Paul D. Marks said...

Good post, John. Really enjoyed it.

John Floyd said...

Thanks, Paul. Of special interest to me (and probably to you too) is the fact that The Second Life of Nick Mason will soon be a major movie. Should be a good one!

Jan Grape said...

I fell in love with Steve and Alex when I had the pleasure to announce and introduce Steve at Bouchercon (many winters ago.)Steve had just won the Private Eye Writers/St Martins Best First Novel Contest. Steve was tall, good looking and about as nervous as a long tail cat in a room full of rocking chairs. He asked me in a whisper if I could hear his knees knocking? "Nothing to be nervous about, kid." You're going to do fine." I have not read either books with his new character Nick Mason. But will get them ordered soon. Steve's success is great to see but because of his hard work, he deserves it.
Thanks John for this wonderful post.

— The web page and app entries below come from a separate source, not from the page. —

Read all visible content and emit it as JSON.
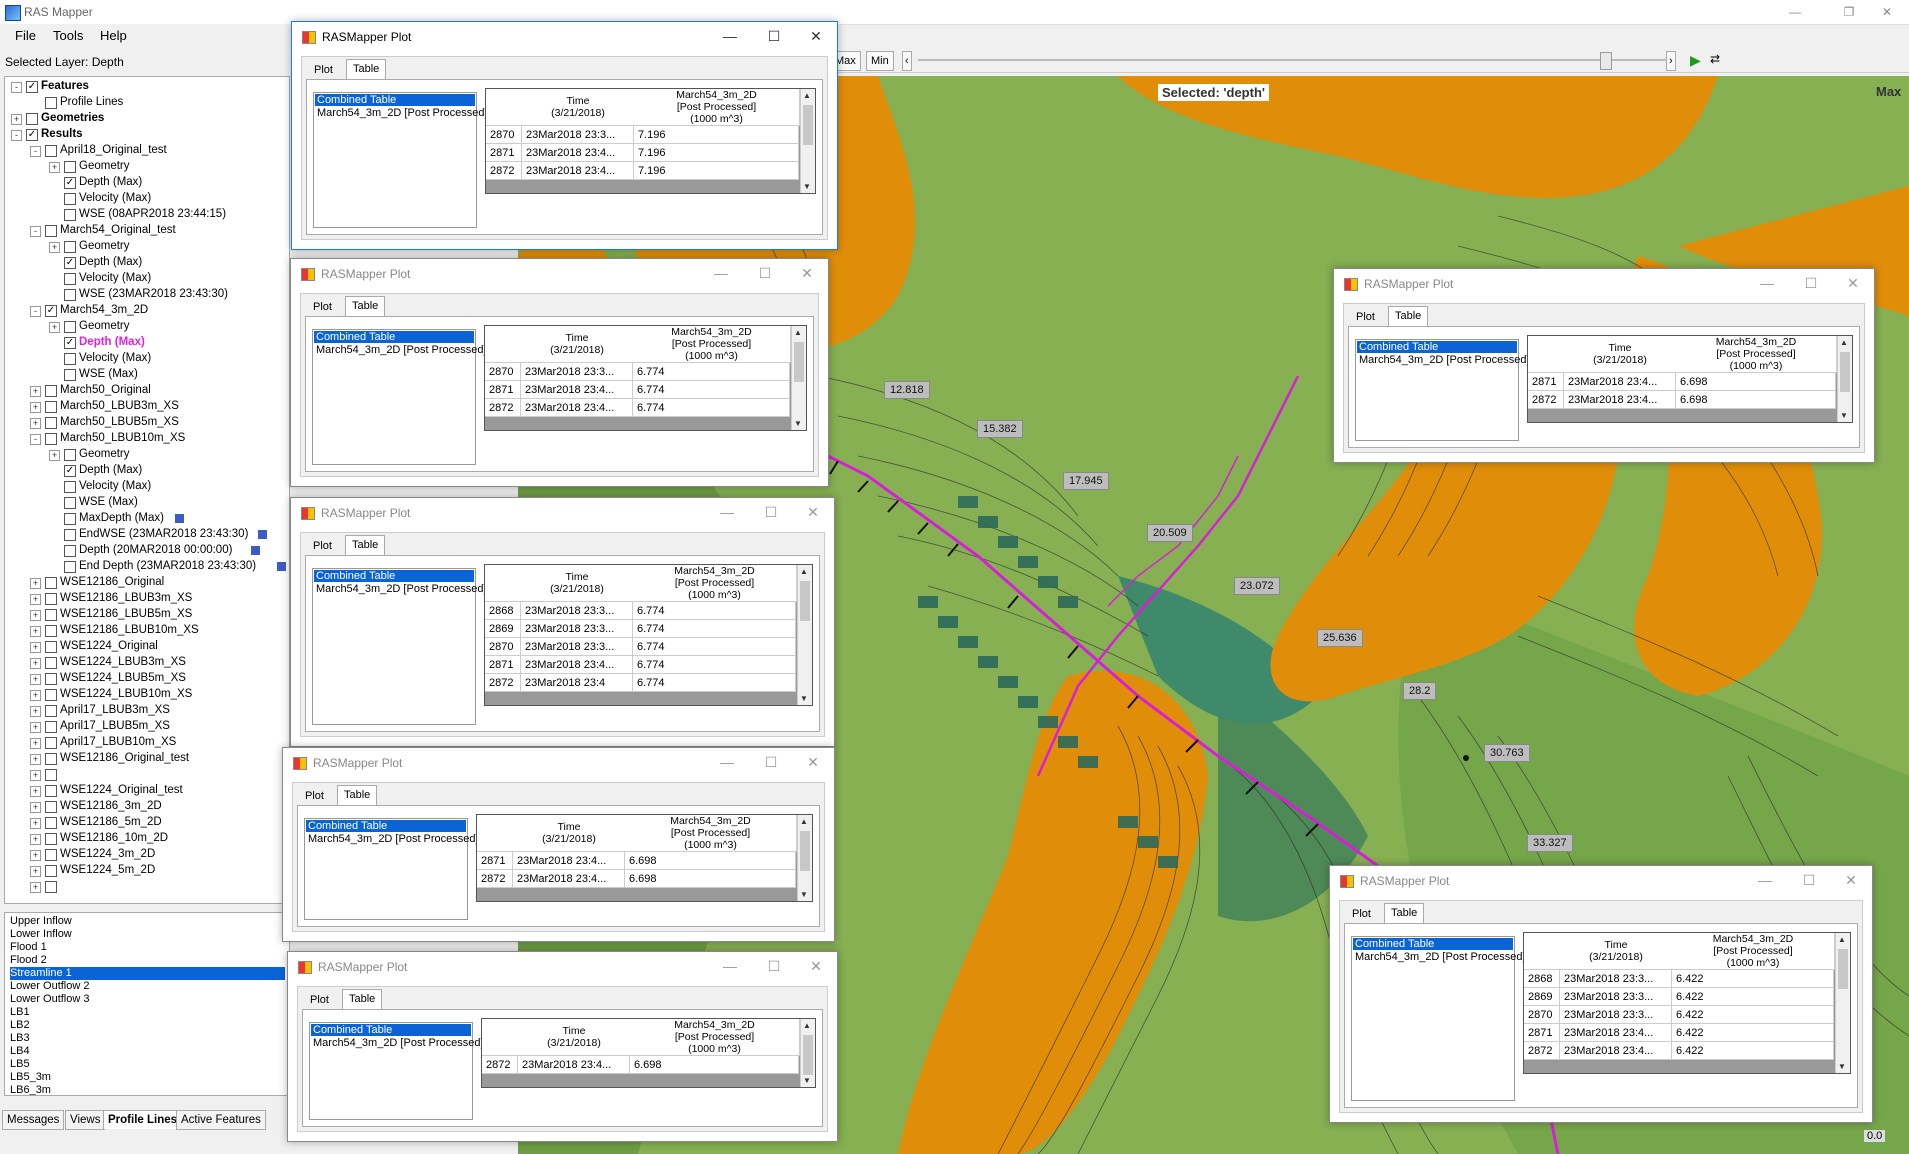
{
  "app": {
    "title": "RAS Mapper"
  },
  "menu": [
    "File",
    "Tools",
    "Help"
  ],
  "selected_layer": "Selected Layer: Depth",
  "tree": [
    {
      "label": "Features",
      "exp": "-",
      "checked": true,
      "bold": true
    },
    {
      "label": "Profile Lines",
      "checked": false
    },
    {
      "label": "Geometries",
      "exp": "+",
      "checked": false,
      "bold": true
    },
    {
      "label": "Results",
      "exp": "-",
      "checked": true,
      "bold": true
    },
    {
      "label": "April18_Original_test",
      "exp": "-",
      "checked": false
    },
    {
      "label": "Geometry",
      "exp": "+",
      "checked": false
    },
    {
      "label": "Depth (Max)",
      "checked": true
    },
    {
      "label": "Velocity (Max)",
      "checked": false
    },
    {
      "label": "WSE (08APR2018 23:44:15)",
      "checked": false
    },
    {
      "label": "March54_Original_test",
      "exp": "-",
      "checked": false
    },
    {
      "label": "Geometry",
      "exp": "+",
      "checked": false
    },
    {
      "label": "Depth (Max)",
      "checked": true
    },
    {
      "label": "Velocity (Max)",
      "checked": false
    },
    {
      "label": "WSE (23MAR2018 23:43:30)",
      "checked": false
    },
    {
      "label": "March54_3m_2D",
      "exp": "-",
      "checked": true
    },
    {
      "label": "Geometry",
      "exp": "+",
      "checked": false
    },
    {
      "label": "Depth (Max)",
      "checked": true,
      "magenta": true
    },
    {
      "label": "Velocity (Max)",
      "checked": false
    },
    {
      "label": "WSE (Max)",
      "checked": false
    },
    {
      "label": "March50_Original",
      "exp": "+",
      "checked": false
    },
    {
      "label": "March50_LBUB3m_XS",
      "exp": "+",
      "checked": false
    },
    {
      "label": "March50_LBUB5m_XS",
      "exp": "+",
      "checked": false
    },
    {
      "label": "March50_LBUB10m_XS",
      "exp": "-",
      "checked": false
    },
    {
      "label": "Geometry",
      "exp": "+",
      "checked": false
    },
    {
      "label": "Depth (Max)",
      "checked": true
    },
    {
      "label": "Velocity (Max)",
      "checked": false
    },
    {
      "label": "WSE (Max)",
      "checked": false
    },
    {
      "label": "MaxDepth (Max)",
      "checked": false,
      "tag": true
    },
    {
      "label": "EndWSE (23MAR2018 23:43:30)",
      "checked": false,
      "tag": true
    },
    {
      "label": "Depth (20MAR2018 00:00:00)",
      "checked": false,
      "tag": true
    },
    {
      "label": "End Depth (23MAR2018 23:43:30)",
      "checked": false,
      "tag": true
    },
    {
      "label": "WSE12186_Original",
      "exp": "+",
      "checked": false
    },
    {
      "label": "WSE12186_LBUB3m_XS",
      "exp": "+",
      "checked": false
    },
    {
      "label": "WSE12186_LBUB5m_XS",
      "exp": "+",
      "checked": false
    },
    {
      "label": "WSE12186_LBUB10m_XS",
      "exp": "+",
      "checked": false
    },
    {
      "label": "WSE1224_Original",
      "exp": "+",
      "checked": false
    },
    {
      "label": "WSE1224_LBUB3m_XS",
      "exp": "+",
      "checked": false
    },
    {
      "label": "WSE1224_LBUB5m_XS",
      "exp": "+",
      "checked": false
    },
    {
      "label": "WSE1224_LBUB10m_XS",
      "exp": "+",
      "checked": false
    },
    {
      "label": "April17_LBUB3m_XS",
      "exp": "+",
      "checked": false
    },
    {
      "label": "April17_LBUB5m_XS",
      "exp": "+",
      "checked": false
    },
    {
      "label": "April17_LBUB10m_XS",
      "exp": "+",
      "checked": false
    },
    {
      "label": "WSE12186_Original_test",
      "exp": "+",
      "checked": false
    },
    {
      "label": "",
      "exp": "+",
      "checked": false
    },
    {
      "label": "WSE1224_Original_test",
      "exp": "+",
      "checked": false
    },
    {
      "label": "WSE12186_3m_2D",
      "exp": "+",
      "checked": false
    },
    {
      "label": "WSE12186_5m_2D",
      "exp": "+",
      "checked": false
    },
    {
      "label": "WSE12186_10m_2D",
      "exp": "+",
      "checked": false
    },
    {
      "label": "WSE1224_3m_2D",
      "exp": "+",
      "checked": false
    },
    {
      "label": "WSE1224_5m_2D",
      "exp": "+",
      "checked": false
    },
    {
      "label": "",
      "exp": "+",
      "checked": false
    }
  ],
  "profile_lines": [
    "Upper Inflow",
    "Lower Inflow",
    "Flood 1",
    "Flood 2",
    "Streamline 1",
    "Lower Outflow 2",
    "Lower Outflow 3",
    "LB1",
    "LB2",
    "LB3",
    "LB4",
    "LB5",
    "LB5_3m",
    "LB6_3m"
  ],
  "profile_selected": 4,
  "bottom_tabs": [
    "Messages",
    "Views",
    "Profile Lines",
    "Active Features"
  ],
  "toolbar": {
    "max": "Max",
    "min": "Min"
  },
  "map": {
    "selected_text": "Selected: 'depth'",
    "max_text": "Max",
    "labels": [
      "12.818",
      "15.382",
      "17.945",
      "20.509",
      "23.072",
      "25.636",
      "28.2",
      "30.763",
      "33.327"
    ],
    "corner_value": "0.0"
  },
  "windows": {
    "title": "RASMapper Plot",
    "tab_plot": "Plot",
    "tab_table": "Table",
    "list_items": [
      "Combined Table",
      "March54_3m_2D [Post Processed]"
    ],
    "col_time": "Time\n(3/21/2018)",
    "col_val": "March54_3m_2D\n[Post Processed]\n(1000 m^3)",
    "w1": [
      [
        "2870",
        "23Mar2018 23:3...",
        "7.196"
      ],
      [
        "2871",
        "23Mar2018 23:4...",
        "7.196"
      ],
      [
        "2872",
        "23Mar2018 23:4...",
        "7.196"
      ]
    ],
    "w2": [
      [
        "2870",
        "23Mar2018 23:3...",
        "6.774"
      ],
      [
        "2871",
        "23Mar2018 23:4...",
        "6.774"
      ],
      [
        "2872",
        "23Mar2018 23:4...",
        "6.774"
      ]
    ],
    "w3": [
      [
        "2868",
        "23Mar2018 23:3...",
        "6.774"
      ],
      [
        "2869",
        "23Mar2018 23:3...",
        "6.774"
      ],
      [
        "2870",
        "23Mar2018 23:3...",
        "6.774"
      ],
      [
        "2871",
        "23Mar2018 23:4...",
        "6.774"
      ],
      [
        "2872",
        "23Mar2018 23:4",
        "6.774"
      ]
    ],
    "w4": [
      [
        "2871",
        "23Mar2018 23:4...",
        "6.698"
      ],
      [
        "2872",
        "23Mar2018 23:4...",
        "6.698"
      ]
    ],
    "w5": [
      [
        "2872",
        "23Mar2018 23:4...",
        "6.698"
      ]
    ],
    "w6": [
      [
        "2871",
        "23Mar2018 23:4...",
        "6.698"
      ],
      [
        "2872",
        "23Mar2018 23:4...",
        "6.698"
      ]
    ],
    "w7": [
      [
        "2868",
        "23Mar2018 23:3...",
        "6.422"
      ],
      [
        "2869",
        "23Mar2018 23:3...",
        "6.422"
      ],
      [
        "2870",
        "23Mar2018 23:3...",
        "6.422"
      ],
      [
        "2871",
        "23Mar2018 23:4...",
        "6.422"
      ],
      [
        "2872",
        "23Mar2018 23:4...",
        "6.422"
      ]
    ]
  },
  "colors": {
    "selection": "#0a64d6",
    "magenta": "#e020e0",
    "terrain_orange": "#e08e0a",
    "terrain_green": "#7aa84a"
  }
}
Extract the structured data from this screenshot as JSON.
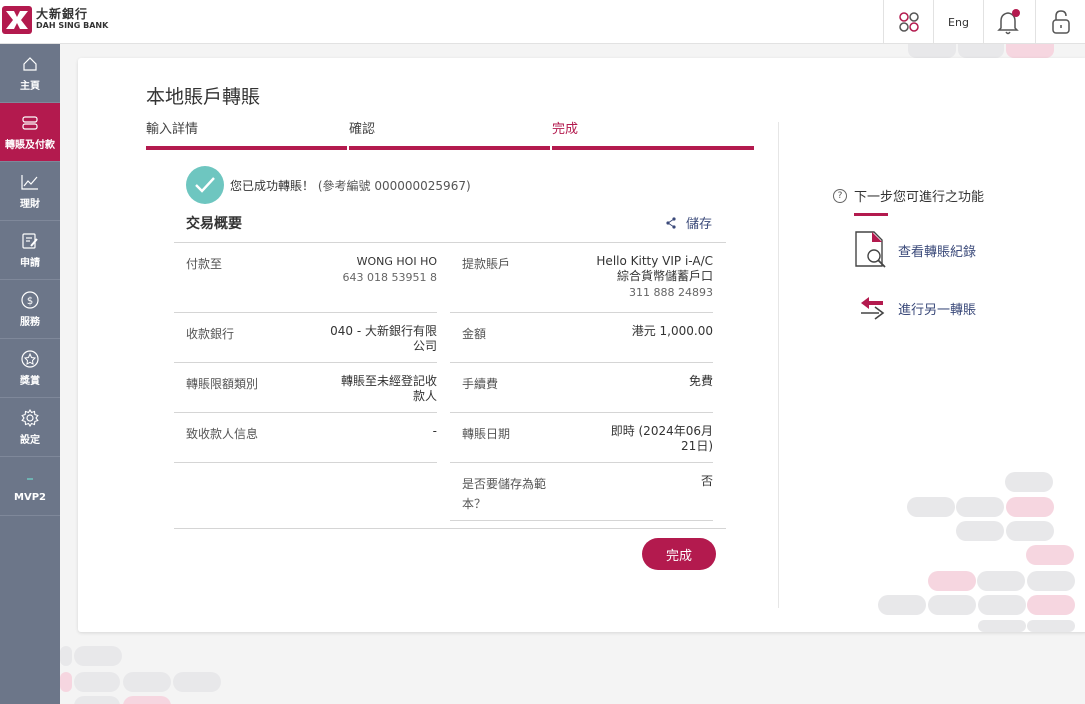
{
  "brand": {
    "name_cn": "大新銀行",
    "name_en": "DAH SING BANK",
    "color": "#b31a4e"
  },
  "header": {
    "lang_label": "Eng",
    "icons": [
      "apps-icon",
      "bell-icon",
      "lock-icon"
    ]
  },
  "sidebar": {
    "items": [
      {
        "label": "主頁",
        "icon": "home-icon"
      },
      {
        "label": "轉賬及付款",
        "icon": "transfer-icon",
        "active": true
      },
      {
        "label": "理財",
        "icon": "chart-icon"
      },
      {
        "label": "申請",
        "icon": "form-icon"
      },
      {
        "label": "服務",
        "icon": "dollar-icon"
      },
      {
        "label": "獎賞",
        "icon": "reward-icon"
      },
      {
        "label": "設定",
        "icon": "gear-icon"
      },
      {
        "label": "MVP2",
        "icon": "dash-icon"
      }
    ]
  },
  "page": {
    "title": "本地賬戶轉賬"
  },
  "steps": [
    {
      "label": "輸入詳情"
    },
    {
      "label": "確認"
    },
    {
      "label": "完成",
      "current": true
    }
  ],
  "success": {
    "message": "您已成功轉賬！",
    "reference": "(參考編號 000000025967)"
  },
  "summary": {
    "title": "交易概要",
    "save_label": "儲存",
    "left": [
      {
        "label": "付款至",
        "value": "WONG HOI HO",
        "sub": "643 018 53951 8"
      },
      {
        "label": "收款銀行",
        "value": "040 - 大新銀行有限",
        "value2": "公司"
      },
      {
        "label": "轉賬限額類別",
        "value": "轉賬至未經登記收",
        "value2": "款人"
      },
      {
        "label": "致收款人信息",
        "value": "-"
      }
    ],
    "right": [
      {
        "label": "提款賬戶",
        "value": "Hello Kitty VIP i-A/C",
        "value2": "綜合貨幣儲蓄戶口",
        "sub": "311 888 24893"
      },
      {
        "label": "金額",
        "value": "港元 1,000.00"
      },
      {
        "label": "手續費",
        "value": "免費"
      },
      {
        "label": "轉賬日期",
        "value": "即時 (2024年06月",
        "value2": "21日)"
      },
      {
        "label": "是否要儲存為範",
        "label2": "本？",
        "value": "否"
      }
    ]
  },
  "done_button": "完成",
  "next_steps": {
    "title": "下一步您可進行之功能",
    "items": [
      {
        "label": "查看轉賬紀錄",
        "icon": "document-search-icon"
      },
      {
        "label": "進行另一轉賬",
        "icon": "transfer-arrows-icon"
      }
    ]
  }
}
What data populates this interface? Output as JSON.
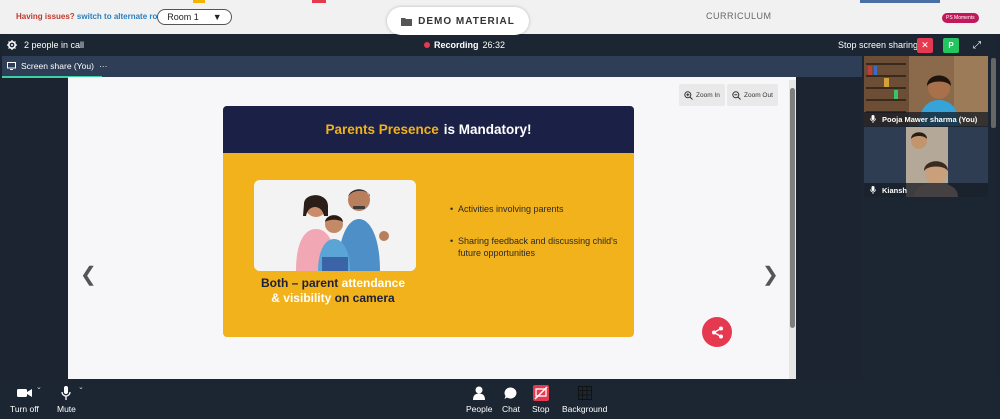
{
  "topbar": {
    "issue_text": "Having issues?",
    "switch_link": "switch to alternate room",
    "room_select": "Room 1",
    "demo_label": "DEMO MATERIAL",
    "curriculum_label": "CURRICULUM",
    "moments_badge": "PS Moments"
  },
  "call_header": {
    "people_count": "2 people in call",
    "recording_label": "Recording",
    "recording_time": "26:32",
    "stop_share_label": "Stop screen sharing",
    "p_button": "P"
  },
  "share_tab": {
    "label": "Screen share (You)",
    "more": "···"
  },
  "viewer": {
    "zoom_in": "Zoom In",
    "zoom_out": "Zoom Out"
  },
  "slide": {
    "title_highlight": "Parents Presence",
    "title_rest": "is Mandatory!",
    "caption_1": "Both – parent",
    "caption_2": "attendance",
    "caption_3": "& visibility",
    "caption_4": "on camera",
    "bullet_1": "Activities involving parents",
    "bullet_2": "Sharing feedback and discussing child's future opportunities"
  },
  "participants": [
    {
      "name": "Pooja Mawer sharma (You)"
    },
    {
      "name": "Kiansh"
    }
  ],
  "bottombar": {
    "turn_off": "Turn off",
    "mute": "Mute",
    "people": "People",
    "chat": "Chat",
    "stop": "Stop",
    "background": "Background"
  },
  "colors": {
    "accent_red": "#e53950",
    "slide_yellow": "#f2b21b",
    "slide_navy": "#1b2047",
    "green": "#22c55e"
  }
}
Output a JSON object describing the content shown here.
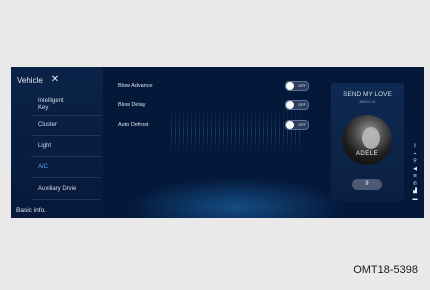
{
  "nav": {
    "title": "Vehicle",
    "close_icon": "close-icon",
    "items": [
      {
        "label": "Intelligent Key",
        "active": false
      },
      {
        "label": "Cluster",
        "active": false
      },
      {
        "label": "Light",
        "active": false
      },
      {
        "label": "A/C",
        "active": true
      },
      {
        "label": "Auxiliary Drvie",
        "active": false
      }
    ],
    "bottom": "Basic info."
  },
  "settings": [
    {
      "label": "Blow Advance",
      "state": "OFF"
    },
    {
      "label": "Blow Delay",
      "state": "OFF"
    },
    {
      "label": "Auto Defrost",
      "state": "OFF"
    }
  ],
  "player": {
    "title": "SEND MY LOVE",
    "artist": "ADELE 21",
    "album_text": "ADELE",
    "pause_icon": "pause-icon",
    "pause_glyph": "II"
  },
  "status_icons": [
    "bluetooth-icon",
    "usb-icon",
    "volume-icon",
    "wifi-icon",
    "phone-icon",
    "signal-icon",
    "battery-icon"
  ],
  "figure_code": "OMT18-5398",
  "colors": {
    "background": "#04183a",
    "accent": "#4ea8ff",
    "page": "#e9e9e9"
  }
}
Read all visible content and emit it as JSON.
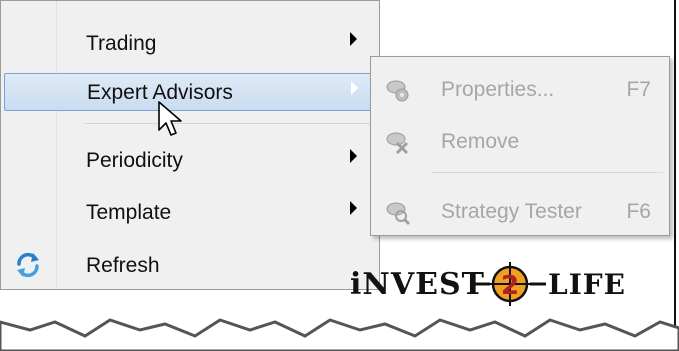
{
  "menu": {
    "items": [
      {
        "label": "Trading",
        "submenu": true
      },
      {
        "label": "Expert Advisors",
        "submenu": true,
        "highlighted": true
      },
      {
        "label": "Periodicity",
        "submenu": true
      },
      {
        "label": "Template",
        "submenu": true
      },
      {
        "label": "Refresh",
        "icon": "refresh-icon"
      }
    ]
  },
  "submenu": {
    "items": [
      {
        "label": "Properties...",
        "shortcut": "F7",
        "icon": "ea-properties-icon",
        "enabled": false
      },
      {
        "label": "Remove",
        "shortcut": "",
        "icon": "ea-remove-icon",
        "enabled": false
      },
      {
        "label": "Strategy Tester",
        "shortcut": "F6",
        "icon": "strategy-tester-icon",
        "enabled": false
      }
    ]
  },
  "branding": {
    "logo_text": "INVEST-2-LIFE"
  },
  "colors": {
    "highlight": "#c9dcf0",
    "highlight_border": "#7aa3d1",
    "disabled_text": "#a6a6a6",
    "logo_orange": "#f0a020"
  }
}
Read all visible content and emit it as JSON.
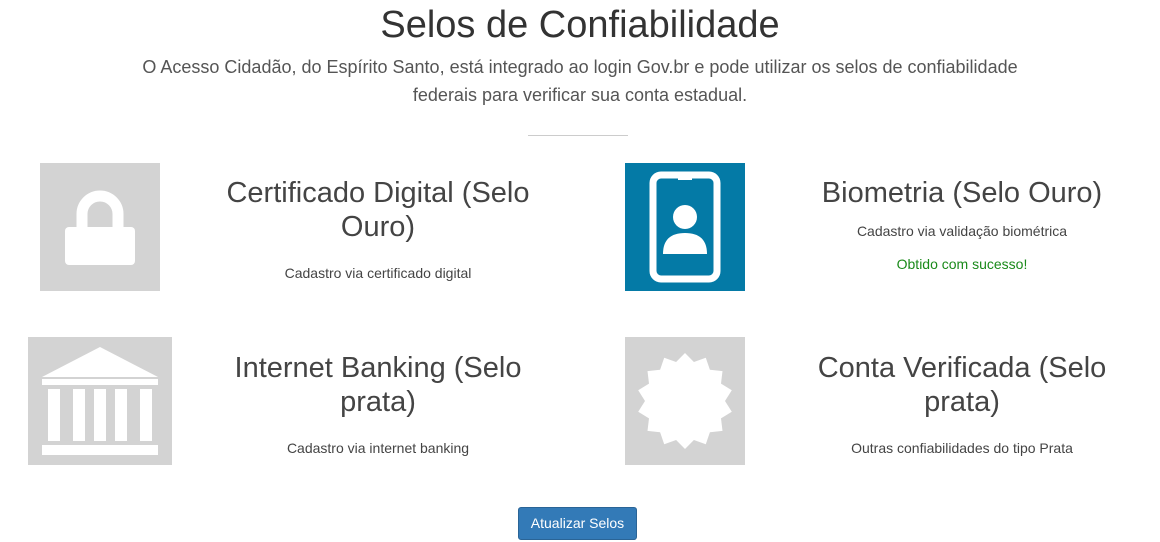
{
  "header": {
    "title": "Selos de Confiabilidade",
    "subtitle": "O Acesso Cidadão, do Espírito Santo, está integrado ao login Gov.br e pode utilizar os selos de confiabilidade federais para verificar sua conta estadual."
  },
  "seals": [
    {
      "icon": "lock-icon",
      "title": "Certificado Digital (Selo Ouro)",
      "description": "Cadastro via certificado digital",
      "status": "",
      "obtained": false
    },
    {
      "icon": "id-badge-icon",
      "title": "Biometria (Selo Ouro)",
      "description": "Cadastro via validação biométrica",
      "status": "Obtido com sucesso!",
      "obtained": true
    },
    {
      "icon": "bank-icon",
      "title": "Internet Banking (Selo prata)",
      "description": "Cadastro via internet banking",
      "status": "",
      "obtained": false
    },
    {
      "icon": "certificate-badge-icon",
      "title": "Conta Verificada (Selo prata)",
      "description": "Outras confiabilidades do tipo Prata",
      "status": "",
      "obtained": false
    }
  ],
  "actions": {
    "update_label": "Atualizar Selos"
  },
  "colors": {
    "icon_inactive": "#d3d3d3",
    "icon_active": "#047aa6",
    "status_success": "#1a8a1a",
    "button_primary": "#337ab7"
  }
}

John Floyd said...

Jan, I think you'll enjoy the two latest books. Nick Mason is a totally different character in every way from Alex McKnight, but you'll like him.

As for awards, I think Steve's won just about all of them, and some of them multiple times. As you said, he is truly deserving of his success.

Frank Zafiro said...

Thanks for the mention, John...and your episode of WRONG PLACE, WRITE CRIME is now live!

The Nick Mason series is stellar. Action, personal angst, a redemption arc for everyone involved...just great. Thanks for exploring this character!

John Floyd said...

Thanks, Frank, for stopping in, and thanks for the opportunity of doing the podcast with you--I thoroughly enjoyed the one you did with Steve a couple weeks ago. Take care!

EK said...

I was happy to see Steve Hamilton start a new series--the Alex McKnight series was running out of steam in the last couple of books. But, in my view, he really hit the reset button with The Lock Artist. What a terrific book. I enjoyed the first Nick Mason, and I'll certainly keep reading.

John Floyd said...

Thank you for commenting, EK. Yes, The Lock Artist was excellent, and different from anything he's written before or after.

I predict that you'll like Exit Strategy as much as you did the first Mason. Thanks again.